First things first, despite the title and presence of star Andy Lau and director Herman Yau, Shock Wave 2 is a sequel to the original Shock Wave in name only. There are no returning characters and the only connection between them plot wise is that they involve Hong Kong’s bomb disposal squad, so you can easily watch this even if you haven’t seen the original.
Shock Wave 2 opens with an absolutely jaw dropping bit of destruction that had me wondering where the story could go from there or how they would top it, the nuking of Hong Kong’s airport. And then they immediately roll it back. That didn’t exactly get it off on the right foot with me.
Poon Shing Fung (Andy Lau, Firestorm, The Great Wall) is one of Hong Kong’s best bomb disposal experts. That is until he loses a leg in an explosion. Despite pushing himself to the point where he’s as capable with an artificial leg as he was before, his superiors refuse to let him return to the streets. In frustration he quits the force and drops out of sight.
Five years later he’s seen again, found unconscious at the site of a terrorist bombing. But he’s suffering from amnesia and doesn’t remember who he is, let alone what happened.
On the run from his former fellow officers, he has to regain his memory in order to prevent more carnage. And for that he’ll need help from not only his former partner Tung Cheuk Man (Ching Wan Lau, Black Mask, The White Storm) but his ex girlfriend Pong Ling (Ni Ni, Immortal Demon Slayer, Enter the Warriors Gate) who now works in the Counter Terrorism Response Unit.
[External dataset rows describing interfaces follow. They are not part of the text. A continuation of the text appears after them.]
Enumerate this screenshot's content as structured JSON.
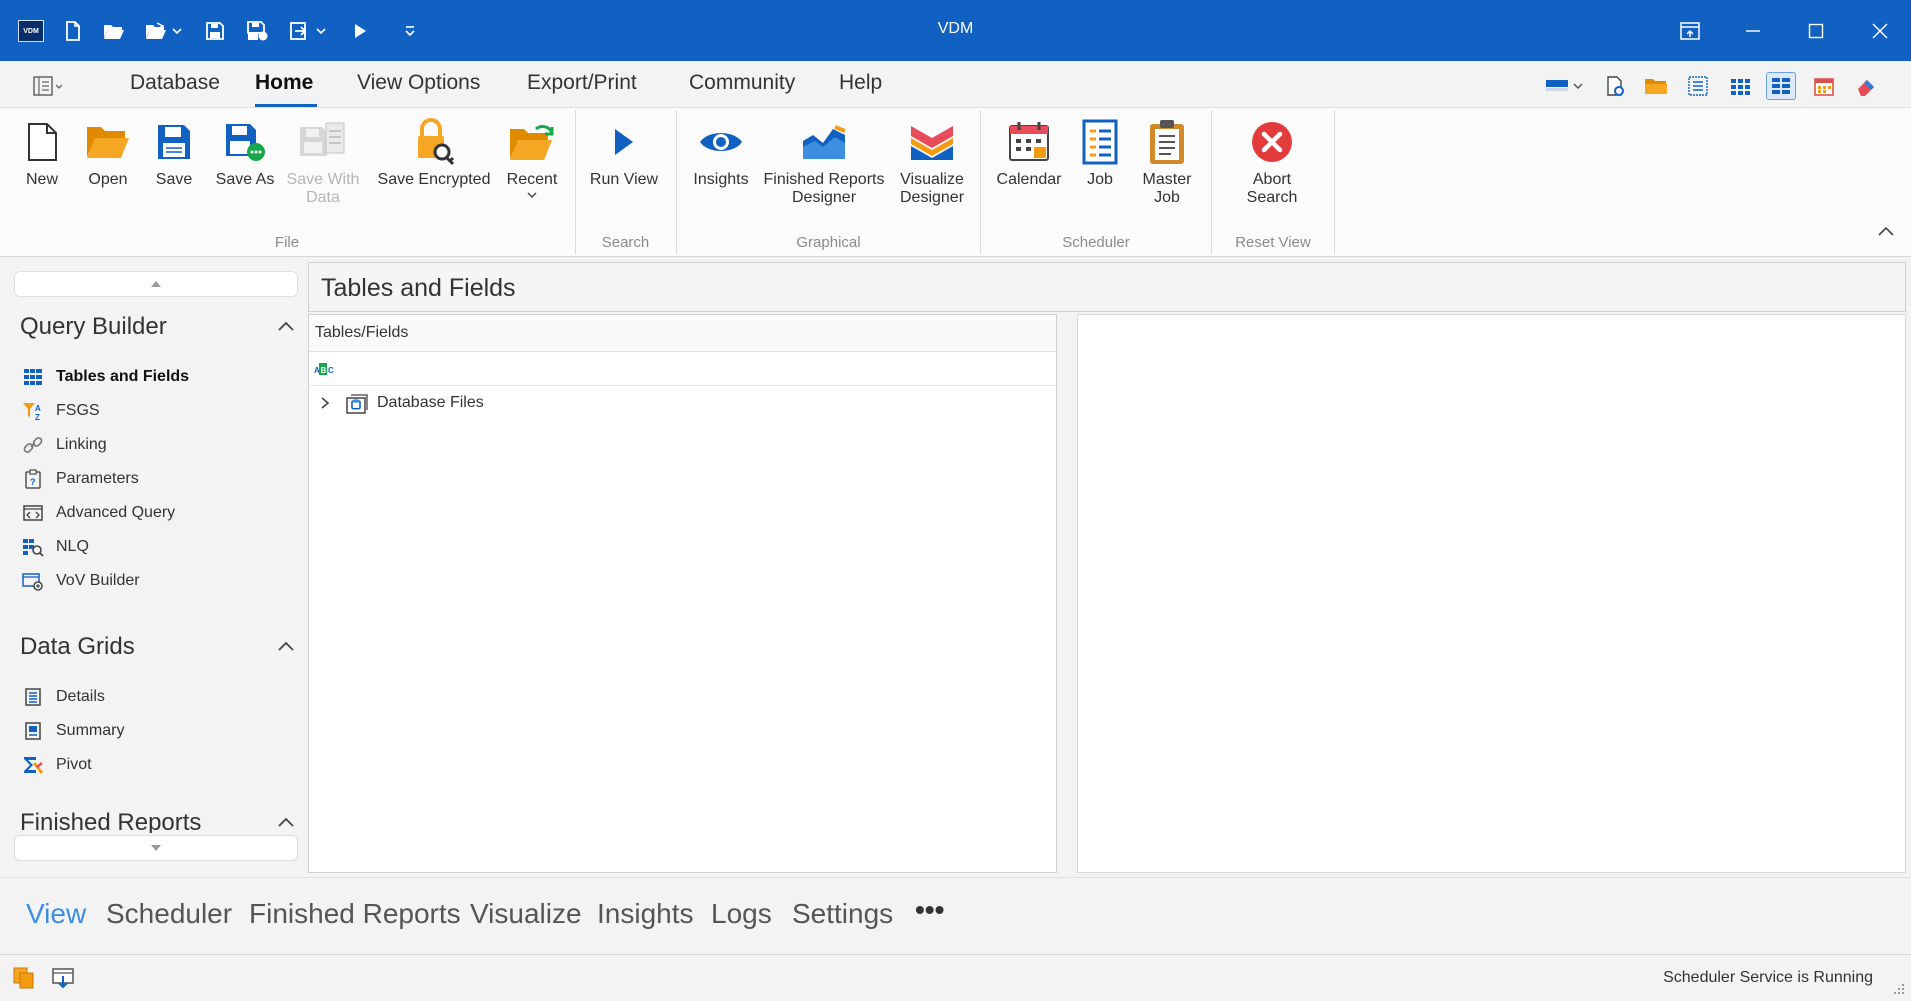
{
  "app": {
    "logo_text": "VDM",
    "title": "VDM"
  },
  "quick_access": [
    {
      "icon": "new-file-icon"
    },
    {
      "icon": "open-folder-icon"
    },
    {
      "icon": "open-dropdown-icon"
    },
    {
      "icon": "save-icon"
    },
    {
      "icon": "save-as-icon"
    },
    {
      "icon": "export-dropdown-icon"
    },
    {
      "icon": "run-icon"
    },
    {
      "icon": "customize-icon"
    }
  ],
  "menu": {
    "tabs": [
      {
        "label": "Database"
      },
      {
        "label": "Home",
        "active": true
      },
      {
        "label": "View Options"
      },
      {
        "label": "Export/Print"
      },
      {
        "label": "Community"
      },
      {
        "label": "Help"
      }
    ]
  },
  "ribbon": {
    "file": {
      "group_label": "File",
      "new": "New",
      "open": "Open",
      "save": "Save",
      "save_as": "Save As",
      "save_with_data_1": "Save With",
      "save_with_data_2": "Data",
      "save_encrypted": "Save Encrypted",
      "recent": "Recent"
    },
    "search": {
      "group_label": "Search",
      "run_view": "Run View"
    },
    "graphical": {
      "group_label": "Graphical",
      "insights": "Insights",
      "frd_1": "Finished Reports",
      "frd_2": "Designer",
      "vis_1": "Visualize",
      "vis_2": "Designer"
    },
    "scheduler": {
      "group_label": "Scheduler",
      "calendar": "Calendar",
      "job": "Job",
      "master_1": "Master",
      "master_2": "Job"
    },
    "reset_view": {
      "group_label": "Reset View",
      "abort_1": "Abort",
      "abort_2": "Search"
    }
  },
  "leftnav": {
    "query_builder": {
      "title": "Query Builder",
      "items": [
        {
          "label": "Tables and Fields",
          "icon": "table-grid-icon",
          "active": true
        },
        {
          "label": "FSGS",
          "icon": "filter-sort-icon"
        },
        {
          "label": "Linking",
          "icon": "link-icon"
        },
        {
          "label": "Parameters",
          "icon": "parameters-icon"
        },
        {
          "label": "Advanced Query",
          "icon": "code-window-icon"
        },
        {
          "label": "NLQ",
          "icon": "nlq-grid-icon"
        },
        {
          "label": "VoV Builder",
          "icon": "vov-builder-icon"
        }
      ]
    },
    "data_grids": {
      "title": "Data Grids",
      "items": [
        {
          "label": "Details",
          "icon": "details-icon"
        },
        {
          "label": "Summary",
          "icon": "summary-icon"
        },
        {
          "label": "Pivot",
          "icon": "pivot-sigma-icon"
        }
      ]
    },
    "finished_reports": {
      "title": "Finished Reports"
    }
  },
  "content": {
    "title": "Tables and Fields",
    "tree": {
      "header": "Tables/Fields",
      "filter_icon": "abc-filter-icon",
      "filter_icon_text": "ABC",
      "root_label": "Database Files"
    }
  },
  "bottomnav": {
    "items": [
      {
        "label": "View",
        "active": true
      },
      {
        "label": "Scheduler"
      },
      {
        "label": "Finished Reports"
      },
      {
        "label": "Visualize"
      },
      {
        "label": "Insights"
      },
      {
        "label": "Logs"
      },
      {
        "label": "Settings"
      }
    ],
    "more": "•••"
  },
  "status": {
    "text": "Scheduler Service is Running"
  },
  "colors": {
    "titlebar": "#1161c2",
    "accent": "#3d8ee0",
    "orange": "#f39c12",
    "abort_red": "#e23b3b"
  }
}
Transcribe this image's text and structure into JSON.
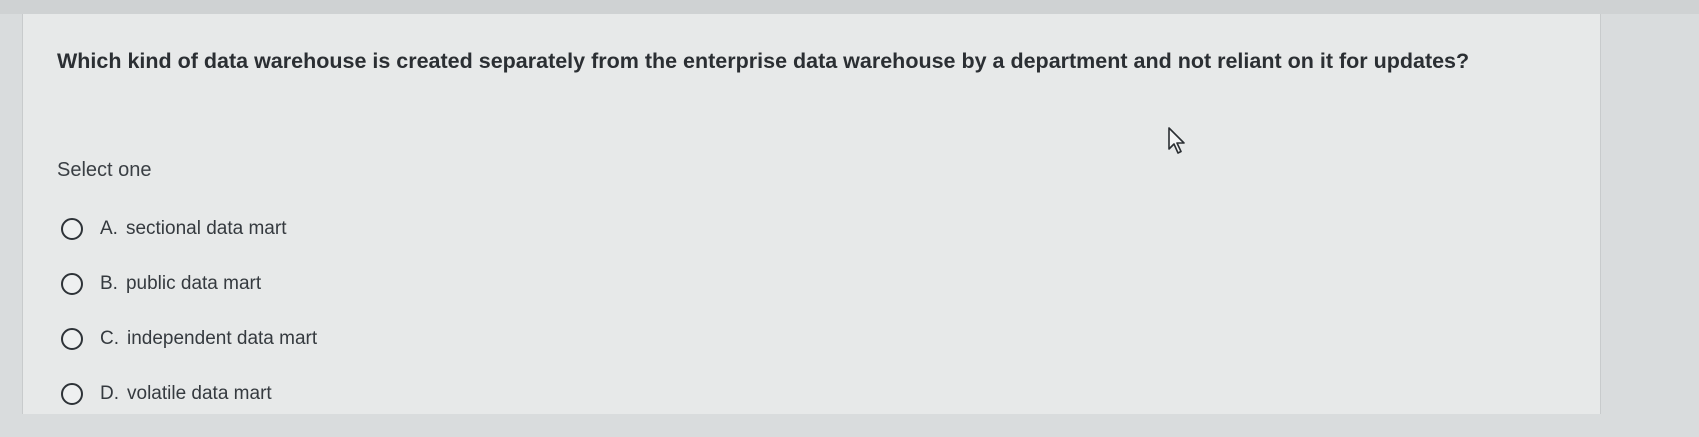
{
  "question": {
    "text": "Which kind of data warehouse is created separately from the enterprise data warehouse by a department and not reliant on it for updates?"
  },
  "prompt": {
    "select_one": "Select one"
  },
  "options": [
    {
      "letter": "A.",
      "text": "sectional data mart",
      "selected": false
    },
    {
      "letter": "B.",
      "text": "public data mart",
      "selected": false
    },
    {
      "letter": "C.",
      "text": "independent data mart",
      "selected": false
    },
    {
      "letter": "D.",
      "text": "volatile data mart",
      "selected": false
    }
  ],
  "icons": {
    "cursor": "mouse-pointer-icon"
  },
  "colors": {
    "page_background": "#d9dcdd",
    "card_background": "#e7e9e9",
    "text": "#2b2f33"
  }
}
Director Herman Yau (Ebola Syndrome, Ip Man: The Final Fight) and co-writers Erica Li (Fatal Obsession, The Woman Knight of Mirror Lake) and Eric Lee (The Sleep Curse) have come up with a story for Shock Wave 2 that goes for a lot more depth than the first film while still being full of action scenes. The result is two hours crammed with incredible action set pieces and a constantly twisting plot.
Shock Wave 2 is exceptionally good at misdirecting the viewer and then delivering a twist or two. It does a good job of using these twists to uncover the layers of plotting and deception at work across the board. And that includes everybody from Ma Sai Kwan (Kwan-Ho Tse, Tomb Mystery, I Love You, You’re Perfect, Now Change!) head of the terrorist group Vendetta to Pong Ling who is in charge of bringing him down.
I wish Shock Wave 2 had dealt more with Pong and the methods she uses, but with the authoritarian regime on the mainland cracking down on Hong Kong the fact they dared to question police methods at all is surprising. And that kind of interference will only get worse now that Chinese filmmakers have been told that their foremost task is to develop “moral cultivation”, which is to say parroting CCP propaganda and kissing Xi’s ass with lots of tongue.
But the real draw for a film like this are the action scenes and Shock Wave 2 delivers plenty of them. Andy Lau deserves a lot of credit for doing many of his scenes with a prosthetic leg and his real one strapped up out of sight. The old adage about a one legged man at an ass kicking contest kept coming to mind as I was watching him. The highlight is his escape from the hospital. He’s caught between the cops and the terrorists and has to fight both on one leg until he can find an artificial one. It’s not quite the hospital scene from Hard Boiled but it’s still impressive.
The scenes of explosions and mass destruction are done with CGI and the quality is very uneven. That’s disappointing in a film with a budget like this, especially one centered around explosions. However enough of Shock Wave 2 works and works well enough to make it one fans of large scale Asian action films like The Raid 2 and Kill Zone 2 happy.
Echelon Studios will release Shock Wave 2 On Demand in North America on November 2, 2021.